Malachi 4:2 But unto you that fear my name shall the Sun of righteousness arise with healing in his wings; and ye shall go forth, and grow up as calves of the stall.

Sun of righteousness. The Sun of righteousness is none other than the Lord Jesus Christ returning to His world in its darkest night. He is “the light of the world” (John 8:12), both physically (“upholding all things by the word of His power”—Hebrews 1:3) and spiritually (“the light of the knowledge of the glory of God in the face of Jesus Christ”—2 Corinthians 4:6).

healing in his wings. This is the normal Hebrew word for “wings,” but it could possibly be understood as “rays,” since it is translated various ways and seems to have the basic meaning of “projecting.”

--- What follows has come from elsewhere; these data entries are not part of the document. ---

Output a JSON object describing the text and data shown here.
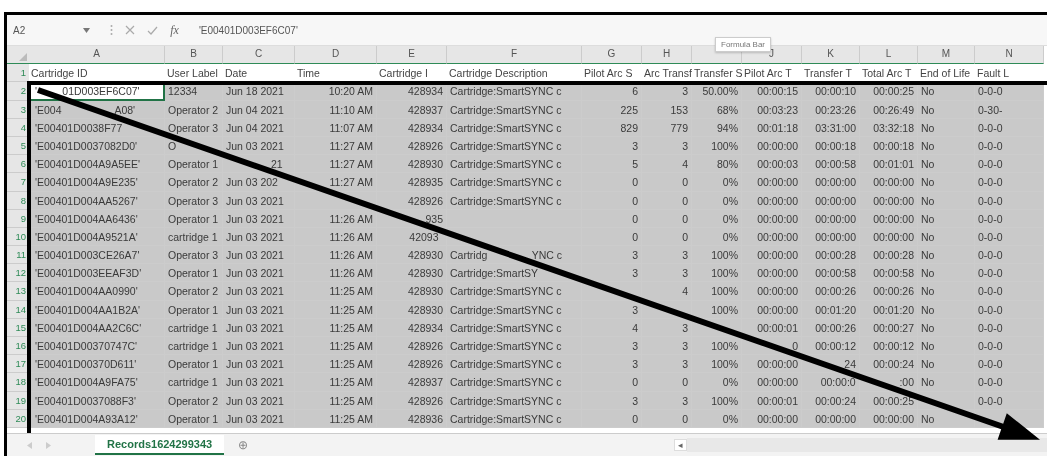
{
  "formula_bar": {
    "name_box": "A2",
    "fx": "fx",
    "formula": "'E00401D003EF6C07'"
  },
  "tooltip": "Formula Bar",
  "columns": [
    {
      "letter": "A",
      "header": "Cartridge ID",
      "kind": "text"
    },
    {
      "letter": "B",
      "header": "User Label",
      "kind": "text"
    },
    {
      "letter": "C",
      "header": "Date",
      "kind": "text"
    },
    {
      "letter": "D",
      "header": "Time",
      "kind": "number"
    },
    {
      "letter": "E",
      "header": "Cartridge I",
      "kind": "number"
    },
    {
      "letter": "F",
      "header": "Cartridge Description",
      "kind": "text"
    },
    {
      "letter": "G",
      "header": "Pilot Arc S",
      "kind": "number"
    },
    {
      "letter": "H",
      "header": "Arc Transf",
      "kind": "number"
    },
    {
      "header": "Transfer S",
      "kind": "number"
    },
    {
      "letter": "J",
      "header": "Pilot Arc T",
      "kind": "number"
    },
    {
      "letter": "K",
      "header": "Transfer T",
      "kind": "number"
    },
    {
      "letter": "L",
      "header": "Total Arc T",
      "kind": "number"
    },
    {
      "letter": "M",
      "header": "End of Life",
      "kind": "text"
    },
    {
      "letter": "N",
      "header": "Fault L",
      "kind": "text"
    }
  ],
  "header_row_number": "1",
  "rows": [
    {
      "number": "2",
      "selected": true,
      "cells": [
        {
          "before": "'",
          "after": "01D003EF6C07'"
        },
        "12334",
        "Jun 18 2021",
        "10:20 AM",
        "428934",
        "Cartridge:SmartSYNC c",
        "6",
        "3",
        "50.00%",
        "00:00:15",
        "00:00:10",
        "00:00:25",
        "No",
        "0-0-0"
      ]
    },
    {
      "number": "3",
      "selected": true,
      "cells": [
        {
          "before": "'E004",
          "after": "A08'"
        },
        "Operator 2",
        "Jun 04 2021",
        "11:10 AM",
        "428937",
        "Cartridge:SmartSYNC c",
        "225",
        "153",
        "68%",
        "00:03:23",
        "00:23:26",
        "00:26:49",
        "No",
        "0-30-"
      ]
    },
    {
      "number": "4",
      "selected": true,
      "cells": [
        "'E00401D0038F77",
        "Operator 3",
        "Jun 04 2021",
        "11:07 AM",
        "428934",
        "Cartridge:SmartSYNC c",
        "829",
        "779",
        "94%",
        "00:01:18",
        "03:31:00",
        "03:32:18",
        "No",
        "0-0-0"
      ]
    },
    {
      "number": "5",
      "selected": true,
      "cells": [
        "'E00401D0037082D0'",
        {
          "before": "O"
        },
        "Jun 03 2021",
        "11:27 AM",
        "428926",
        "Cartridge:SmartSYNC c",
        "3",
        "3",
        "100%",
        "00:00:00",
        "00:00:18",
        "00:00:18",
        "No",
        "0-0-0"
      ]
    },
    {
      "number": "6",
      "selected": true,
      "cells": [
        "'E00401D004A9A5EE'",
        "Operator 1",
        {
          "after": "21"
        },
        "11:27 AM",
        "428930",
        "Cartridge:SmartSYNC c",
        "5",
        "4",
        "80%",
        "00:00:03",
        "00:00:58",
        "00:01:01",
        "No",
        "0-0-0"
      ]
    },
    {
      "number": "7",
      "selected": true,
      "cells": [
        "'E00401D004A9E235'",
        "Operator 2",
        {
          "before": "Jun 03 202"
        },
        "11:27 AM",
        "428935",
        "Cartridge:SmartSYNC c",
        "0",
        "0",
        "0%",
        "00:00:00",
        "00:00:00",
        "00:00:00",
        "No",
        "0-0-0"
      ]
    },
    {
      "number": "8",
      "selected": true,
      "cells": [
        "'E00401D004AA5267'",
        "Operator 3",
        "Jun 03 2021",
        null,
        "428926",
        "Cartridge:SmartSYNC c",
        "0",
        "0",
        "0%",
        "00:00:00",
        "00:00:00",
        "00:00:00",
        "No",
        "0-0-0"
      ]
    },
    {
      "number": "9",
      "selected": true,
      "cells": [
        "'E00401D004AA6436'",
        "Operator 1",
        "Jun 03 2021",
        "11:26 AM",
        {
          "after": "935"
        },
        null,
        "0",
        "0",
        "0%",
        "00:00:00",
        "00:00:00",
        "00:00:00",
        "No",
        "0-0-0"
      ]
    },
    {
      "number": "10",
      "selected": true,
      "cells": [
        "'E00401D004A9521A'",
        "cartridge 1",
        "Jun 03 2021",
        "11:26 AM",
        {
          "before": "42093"
        },
        null,
        "0",
        "0",
        "0%",
        "00:00:00",
        "00:00:00",
        "00:00:00",
        "No",
        "0-0-0"
      ]
    },
    {
      "number": "11",
      "selected": true,
      "cells": [
        "'E00401D003CE26A7'",
        "Operator 3",
        "Jun 03 2021",
        "11:26 AM",
        "428930",
        {
          "before": "Cartridg",
          "after": "YNC c"
        },
        "3",
        "3",
        "100%",
        "00:00:00",
        "00:00:28",
        "00:00:28",
        "No",
        "0-0-0"
      ]
    },
    {
      "number": "12",
      "selected": true,
      "cells": [
        "'E00401D003EEAF3D'",
        "Operator 1",
        "Jun 03 2021",
        "11:26 AM",
        "428930",
        {
          "before": "Cartridge:SmartSY"
        },
        "3",
        "3",
        "100%",
        "00:00:00",
        "00:00:58",
        "00:00:58",
        "No",
        "0-0-0"
      ]
    },
    {
      "number": "13",
      "selected": true,
      "cells": [
        "'E00401D004AA0990'",
        "Operator 2",
        "Jun 03 2021",
        "11:25 AM",
        "428930",
        "Cartridge:SmartSYNC c",
        null,
        "4",
        "100%",
        "00:00:00",
        "00:00:26",
        "00:00:26",
        "No",
        "0-0-0"
      ]
    },
    {
      "number": "14",
      "selected": true,
      "cells": [
        "'E00401D004AA1B2A'",
        "Operator 1",
        "Jun 03 2021",
        "11:25 AM",
        "428930",
        "Cartridge:SmartSYNC c",
        "3",
        null,
        "100%",
        "00:00:00",
        "00:01:20",
        "00:01:20",
        "No",
        "0-0-0"
      ]
    },
    {
      "number": "15",
      "selected": true,
      "cells": [
        "'E00401D004AA2C6C'",
        "cartridge 1",
        "Jun 03 2021",
        "11:25 AM",
        "428934",
        "Cartridge:SmartSYNC c",
        "4",
        "3",
        null,
        "00:00:01",
        "00:00:26",
        "00:00:27",
        "No",
        "0-0-0"
      ]
    },
    {
      "number": "16",
      "selected": true,
      "cells": [
        "'E00401D00370747C'",
        "cartridge 1",
        "Jun 03 2021",
        "11:25 AM",
        "428926",
        "Cartridge:SmartSYNC c",
        "3",
        "3",
        "100%",
        {
          "after": "0"
        },
        "00:00:12",
        "00:00:12",
        "No",
        "0-0-0"
      ]
    },
    {
      "number": "17",
      "selected": true,
      "cells": [
        "'E00401D00370D611'",
        "Operator 1",
        "Jun 03 2021",
        "11:25 AM",
        "428926",
        "Cartridge:SmartSYNC c",
        "3",
        "3",
        "100%",
        "00:00:00",
        {
          "after": "24"
        },
        "00:00:24",
        "No",
        "0-0-0"
      ]
    },
    {
      "number": "18",
      "selected": true,
      "cells": [
        "'E00401D004A9FA75'",
        "cartridge 1",
        "Jun 03 2021",
        "11:25 AM",
        "428937",
        "Cartridge:SmartSYNC c",
        "0",
        "0",
        "0%",
        "00:00:00",
        {
          "before": "00:00:0"
        },
        {
          "after": ":00"
        },
        "No",
        "0-0-0"
      ]
    },
    {
      "number": "19",
      "selected": true,
      "cells": [
        "'E00401D0037088F3'",
        "Operator 2",
        "Jun 03 2021",
        "11:25 AM",
        "428926",
        "Cartridge:SmartSYNC c",
        "3",
        "3",
        "100%",
        "00:00:01",
        "00:00:24",
        "00:00:25",
        null,
        "0-0-0"
      ]
    },
    {
      "number": "20",
      "selected": true,
      "cells": [
        "'E00401D004A93A12'",
        "Operator 1",
        "Jun 03 2021",
        "11:25 AM",
        "428936",
        "Cartridge:SmartSYNC c",
        "0",
        "0",
        "0%",
        "00:00:00",
        "00:00:00",
        "00:00:00",
        "No",
        null
      ]
    }
  ],
  "sheet_tabs": [
    {
      "label": "Records1624299343",
      "selected": true
    }
  ],
  "new_sheet": "⊕",
  "scroll_left": "◂"
}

Malachi 4:3 And ye shall tread down the wicked; for they shall be ashes under the soles of your feet in the day that I shall do this, saith the LORD of hosts.

Malachi 4:4 Remember ye the law of Moses my servant, which I commanded unto him in Horeb for all Israel, with the statutes and judgments.

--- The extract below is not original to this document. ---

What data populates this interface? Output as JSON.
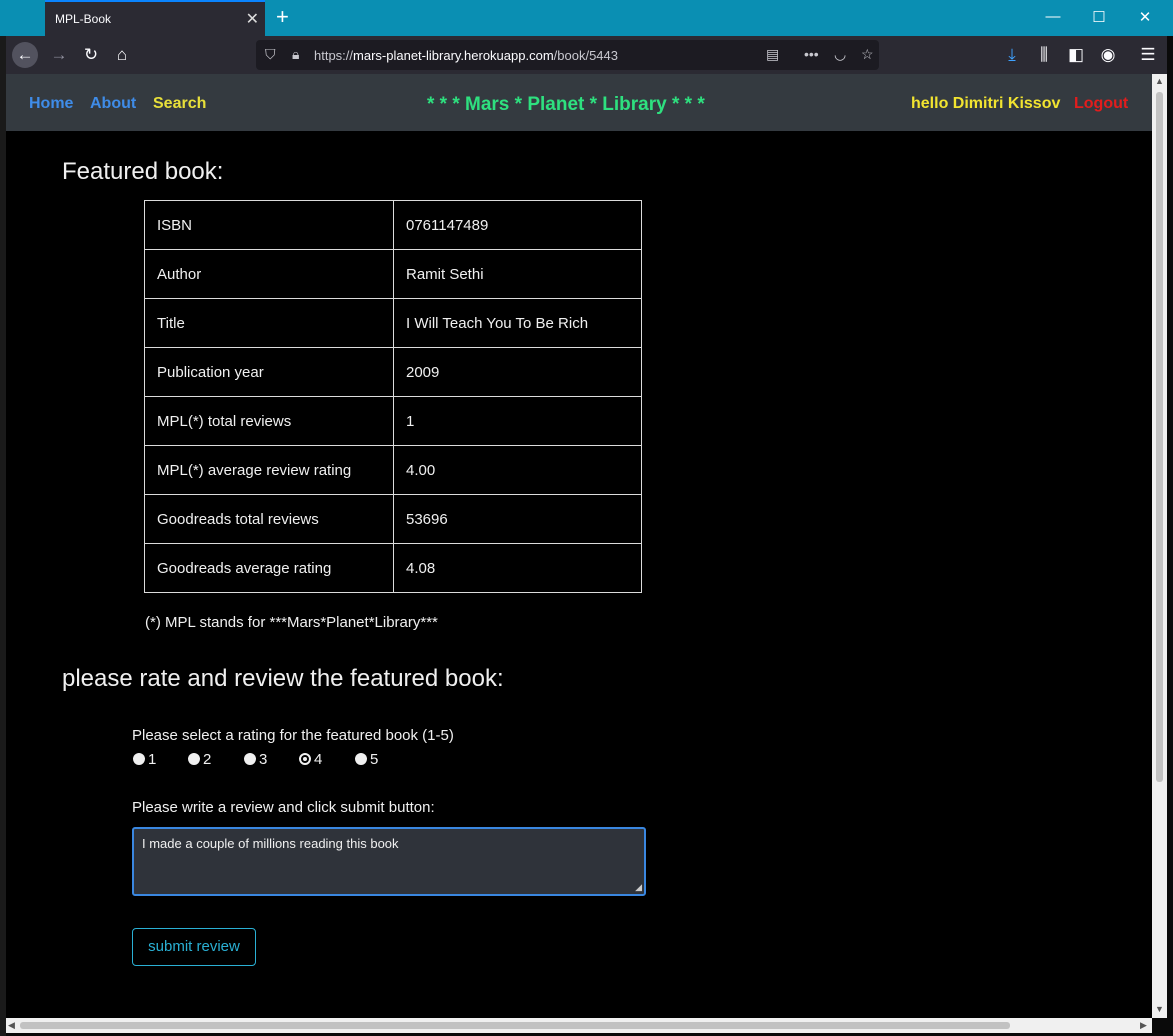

Malachi 4:5 Behold, I will send you Elijah the prophet before the coming of the great and dreadful day of the LORD:

Elijah the prophet. Elijah was taken into heaven without dying (2 Kings 2:11), and is apparently one of “the two anointed ones, that stand by the Lord of the whole earth” (Zechariah 4:14), who will return to the earth as one of God's two witnesses in the first half of the seven-year tribulation period of the end-times (Revelation 11:3-4). Although many have assumed this prophecy was fulfilled by John the Baptist, John himself said he was not Elijah, and had not come for that purpose (John 1:21). The Lord Jesus said that “Elias [same as Elijah] truly shall first come, and restore all things” (Matthew 17:11). John did, indeed, come “in the spirit and power of Elias,” (Luke 1:17), but he was only that—not Elijah himself. Elijah must yet return to complete his unfinished prophetic ministry just “before the coming of the great and dreadful day of the Lord,” which is still future. See also Zechariah 4:14; notes on Matthew 17:10-13; and notes on Revelation 11:3-4.

Malachi 4:6 And he shall turn the heart of the fathers to the children, and the heart of the children to their fathers, lest I come and smite the earth with a curse.

children to their fathers. This type of ministry was attempted by John, in the spirit and power of Elijah (Luke 1:17), and he did gain some converts, including some who would later be among the twelve apostles. But he, like Christ, was rejected by the nation as a whole, and eventually put to death. When Elijah returns for his three and one-half year ministry in the last days, especially to Israel, it is likely the Lord will use his testimony and influence to call out the 144,000 Israeli evangelists and teachers who will minister during that period (Revelation 7:1-8; 14:1-5).

a curse. This word, which is not the usual Hebrew word for “curse,” conveys the idea of utter destruction. Thus the return of Elijah, with all the warnings and plagues he calls forth on the earth, will be ill received by the world as a whole (the people will rejoice over his death—Revelation 11:10), and so it will be followed by “the great and dreadful day of the Lord” and, finally, by utter destruction of the whole world system, replacing it by the Messianic kingdom of Christ Himself.